# [Activity]
Nothing but a verbatim copy of the data, minus the images, should be returned.

# [Available records]
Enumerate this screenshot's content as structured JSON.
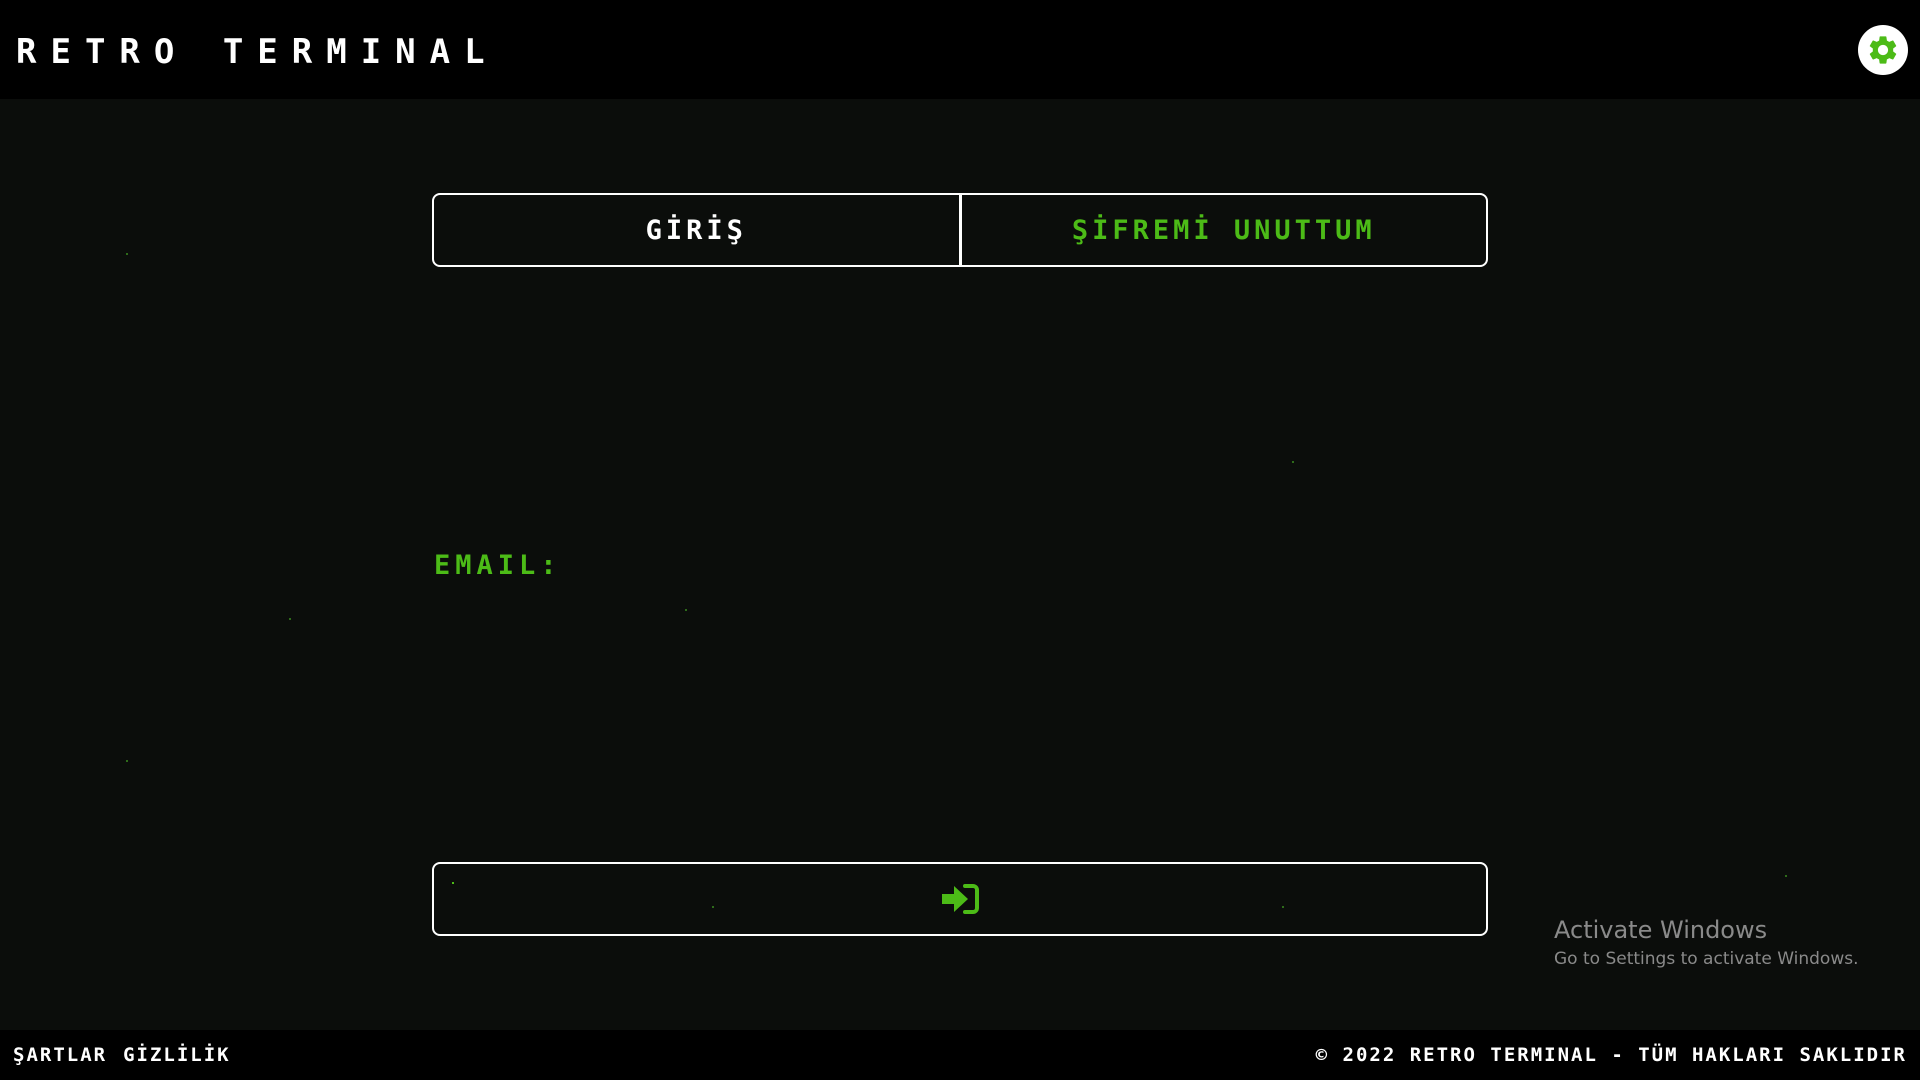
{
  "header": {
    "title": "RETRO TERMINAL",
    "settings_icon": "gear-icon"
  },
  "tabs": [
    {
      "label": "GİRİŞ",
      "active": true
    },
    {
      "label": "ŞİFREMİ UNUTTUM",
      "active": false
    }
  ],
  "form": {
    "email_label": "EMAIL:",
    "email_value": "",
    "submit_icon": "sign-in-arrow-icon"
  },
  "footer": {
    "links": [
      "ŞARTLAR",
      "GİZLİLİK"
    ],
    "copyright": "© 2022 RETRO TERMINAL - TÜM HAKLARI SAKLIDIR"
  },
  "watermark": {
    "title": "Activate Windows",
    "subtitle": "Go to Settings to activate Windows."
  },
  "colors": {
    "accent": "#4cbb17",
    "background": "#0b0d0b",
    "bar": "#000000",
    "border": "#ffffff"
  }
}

# [Response]
Enumerate this screenshot's content as structured JSON.
{
  "header": {
    "title": "RETRO TERMINAL",
    "settings_icon": "gear-icon"
  },
  "tabs": [
    {
      "label": "GİRİŞ",
      "active": true
    },
    {
      "label": "ŞİFREMİ UNUTTUM",
      "active": false
    }
  ],
  "form": {
    "email_label": "EMAIL:",
    "email_value": "",
    "submit_icon": "sign-in-arrow-icon"
  },
  "footer": {
    "links": [
      "ŞARTLAR",
      "GİZLİLİK"
    ],
    "copyright": "© 2022 RETRO TERMINAL - TÜM HAKLARI SAKLIDIR"
  },
  "watermark": {
    "title": "Activate Windows",
    "subtitle": "Go to Settings to activate Windows."
  },
  "colors": {
    "accent": "#4cbb17",
    "background": "#0b0d0b",
    "bar": "#000000",
    "border": "#ffffff"
  }
}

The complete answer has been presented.